## [Dataset records]
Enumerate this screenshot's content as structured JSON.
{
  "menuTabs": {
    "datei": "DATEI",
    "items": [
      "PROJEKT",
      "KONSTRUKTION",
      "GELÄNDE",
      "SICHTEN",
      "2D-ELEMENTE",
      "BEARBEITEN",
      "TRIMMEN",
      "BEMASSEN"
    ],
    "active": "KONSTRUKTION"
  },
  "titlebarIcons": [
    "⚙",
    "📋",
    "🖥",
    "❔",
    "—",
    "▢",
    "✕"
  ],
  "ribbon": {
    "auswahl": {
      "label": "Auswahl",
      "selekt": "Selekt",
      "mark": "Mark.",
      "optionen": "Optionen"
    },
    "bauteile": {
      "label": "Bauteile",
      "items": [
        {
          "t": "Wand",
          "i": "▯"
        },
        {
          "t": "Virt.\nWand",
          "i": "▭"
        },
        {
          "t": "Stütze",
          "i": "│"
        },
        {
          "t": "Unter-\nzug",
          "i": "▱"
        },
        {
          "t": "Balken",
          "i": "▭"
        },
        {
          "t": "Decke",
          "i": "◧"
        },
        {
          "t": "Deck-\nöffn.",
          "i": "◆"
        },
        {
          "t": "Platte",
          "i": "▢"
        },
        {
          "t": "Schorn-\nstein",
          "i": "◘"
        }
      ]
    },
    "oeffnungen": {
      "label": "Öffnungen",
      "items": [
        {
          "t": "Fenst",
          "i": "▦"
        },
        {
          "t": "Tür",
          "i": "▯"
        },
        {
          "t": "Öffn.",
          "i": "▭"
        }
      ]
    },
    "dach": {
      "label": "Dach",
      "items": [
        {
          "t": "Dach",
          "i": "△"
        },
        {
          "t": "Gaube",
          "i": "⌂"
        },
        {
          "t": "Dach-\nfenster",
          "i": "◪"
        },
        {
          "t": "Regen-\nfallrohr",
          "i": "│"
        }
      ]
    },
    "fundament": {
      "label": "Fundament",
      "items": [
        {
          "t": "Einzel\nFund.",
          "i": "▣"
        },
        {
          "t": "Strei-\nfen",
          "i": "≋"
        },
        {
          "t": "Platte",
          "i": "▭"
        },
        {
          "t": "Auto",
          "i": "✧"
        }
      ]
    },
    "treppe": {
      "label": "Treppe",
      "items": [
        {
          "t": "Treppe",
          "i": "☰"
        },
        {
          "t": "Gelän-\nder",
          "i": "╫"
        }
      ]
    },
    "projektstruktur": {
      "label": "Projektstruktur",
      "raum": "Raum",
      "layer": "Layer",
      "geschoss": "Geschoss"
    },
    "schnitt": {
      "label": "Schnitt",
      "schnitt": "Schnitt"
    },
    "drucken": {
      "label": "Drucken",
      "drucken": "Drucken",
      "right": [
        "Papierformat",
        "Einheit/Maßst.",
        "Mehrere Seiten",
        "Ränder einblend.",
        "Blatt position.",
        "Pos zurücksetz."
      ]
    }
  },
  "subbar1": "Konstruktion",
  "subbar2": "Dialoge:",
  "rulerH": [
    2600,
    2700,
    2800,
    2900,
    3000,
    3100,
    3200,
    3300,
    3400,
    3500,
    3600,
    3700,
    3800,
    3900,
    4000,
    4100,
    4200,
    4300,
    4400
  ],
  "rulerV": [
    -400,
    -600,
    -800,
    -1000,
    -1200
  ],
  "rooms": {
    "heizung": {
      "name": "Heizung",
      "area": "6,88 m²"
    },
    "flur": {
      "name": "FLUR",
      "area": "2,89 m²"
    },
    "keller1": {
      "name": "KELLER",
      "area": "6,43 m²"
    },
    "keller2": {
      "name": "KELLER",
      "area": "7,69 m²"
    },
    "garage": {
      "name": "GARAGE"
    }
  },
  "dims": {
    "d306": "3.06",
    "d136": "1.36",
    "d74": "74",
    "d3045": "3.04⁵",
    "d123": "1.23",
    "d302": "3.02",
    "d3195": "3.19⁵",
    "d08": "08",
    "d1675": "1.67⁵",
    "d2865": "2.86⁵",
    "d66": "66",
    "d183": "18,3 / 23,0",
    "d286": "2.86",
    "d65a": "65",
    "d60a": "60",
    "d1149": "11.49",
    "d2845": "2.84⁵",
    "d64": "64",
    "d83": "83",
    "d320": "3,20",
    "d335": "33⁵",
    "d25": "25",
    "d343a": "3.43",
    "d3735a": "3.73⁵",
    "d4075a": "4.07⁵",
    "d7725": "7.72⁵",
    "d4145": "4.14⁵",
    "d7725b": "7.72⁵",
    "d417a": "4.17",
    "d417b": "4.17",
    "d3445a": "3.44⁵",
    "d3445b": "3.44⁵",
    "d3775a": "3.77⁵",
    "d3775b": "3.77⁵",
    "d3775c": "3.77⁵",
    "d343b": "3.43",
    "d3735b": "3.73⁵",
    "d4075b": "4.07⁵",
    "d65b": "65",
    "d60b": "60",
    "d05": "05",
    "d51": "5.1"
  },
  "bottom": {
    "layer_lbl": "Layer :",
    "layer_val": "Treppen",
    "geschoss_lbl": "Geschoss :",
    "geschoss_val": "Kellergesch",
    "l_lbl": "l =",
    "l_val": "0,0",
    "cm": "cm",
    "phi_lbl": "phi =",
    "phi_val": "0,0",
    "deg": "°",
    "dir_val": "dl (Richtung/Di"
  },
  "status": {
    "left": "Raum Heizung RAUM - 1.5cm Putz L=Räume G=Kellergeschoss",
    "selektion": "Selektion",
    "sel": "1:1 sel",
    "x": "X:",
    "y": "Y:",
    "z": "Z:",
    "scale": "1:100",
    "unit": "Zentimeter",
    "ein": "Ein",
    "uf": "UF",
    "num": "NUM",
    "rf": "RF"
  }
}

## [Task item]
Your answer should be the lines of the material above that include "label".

## [Your solution]
      "label": "Auswahl",
      "label": "Bauteile",
      "label": "Öffnungen",
      "label": "Dach",
      "label": "Fundament",
      "label": "Treppe",
      "label": "Projektstruktur",
      "label": "Schnitt",
      "label": "Drucken",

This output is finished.